Following the Warsaw Pact Invasion in 1968, Pierre was part of a group which set up an illegal transmitter and broadcast non-official news about the invasion, first in the TESLA building in Hloubětín, then in Zahradní Město and finally in the Novodvorská suburb of Prague. He left Czechoslovakia with his wife Vera and their two children the following year. Once in Vienna, the family applied for visas to the United States and registered with the American Fund for Czechoslovak Refugees. Their youngest daughter Lucie, however, fell suddenly very ill and so the family returned to Czechoslovakia to seek medical assistance. Several months later, on the anniversary of the Warsaw Pact Invasion, the Dobrovolnys again left Czechoslovakia. After four months in refugee camps in Traiskirchen and Bad Kreuzen, Austria, they arrived in Chicago, where Pierre found a job at radio and television manufacturer Zenith. He stayed there until LG bought the company in 1990 and continued thereafter to do some external consulting for the firm. Today, he lives with his wife Vera in Hawthorn Woods, Illinois.
“When I was in the dorm I believe they knew everything I was talking about. Because those speakers… Every room had a speaker – like a radio – and the speakers were built two-way. And there was a secret room right at the front of that dorm where nobody was allowed to go, only some students who were Communist Party members. Besides that they had also guns with them. So there was something special going on in that room. And I believe they were listening to people in the dorm. But I didn’t… somehow I didn’t care at that time. It caught up with me later. I mean, somehow I was lucky enough to graduate. Then I got my first job which was with the Research Institute for Electrotechnical Physics, where we were building equipment to measure nuclear radiation. I was there for about half a year, and I found out that there was an opportunity to do a PhD – some PhD openings. And since I worked in the ultrasound labs, it was kind of close to what I had been doing before. I applied for that, and they made such a thorough research of my background that they kicked me out, even from my job.”
Two Parts of HR

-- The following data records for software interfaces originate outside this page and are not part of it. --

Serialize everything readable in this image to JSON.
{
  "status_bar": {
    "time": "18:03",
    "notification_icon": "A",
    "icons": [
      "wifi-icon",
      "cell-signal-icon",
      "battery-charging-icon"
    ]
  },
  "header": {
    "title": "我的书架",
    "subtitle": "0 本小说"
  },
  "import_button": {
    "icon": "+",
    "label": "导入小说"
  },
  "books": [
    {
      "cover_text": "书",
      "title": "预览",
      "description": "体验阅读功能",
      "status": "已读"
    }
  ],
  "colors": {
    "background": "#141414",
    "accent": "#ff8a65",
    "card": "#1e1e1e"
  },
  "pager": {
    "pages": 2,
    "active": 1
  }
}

“There were two parts of the personnel department. One was like here, open where all the files are kept, and there was the other part of it, which was political, which was secret – all your background, even that you had forgotten a long time ago is still recorded. So that guy, who was the head of that department said ‘What are you doing here? You are not supposed to be here! You were let go!’”
“You get blamed for it when it is not finished, that thing, but you have what they call responsibility without authority, or something of this kind.”
Vera: “In those days, if something went wrong, he wouldn’t lose his job, but he would go to prison.”
“That’s right, because it could be looked upon as sabotage. So all my colleagues over there, you could see the attitude, they were staying away from it, because the general opinion was – we got all the papers, all the research reports about how things were put together as far as the transmitter is concerned and you could see what they did, how they did it – and the general opinion was ‘It’s an experiment in physics.’ Not something where things have been concluded to the very end. Because some stuff was made really thoroughly, and some other parts were made really in such a way that nobody who was a real engineer would put it together that way.”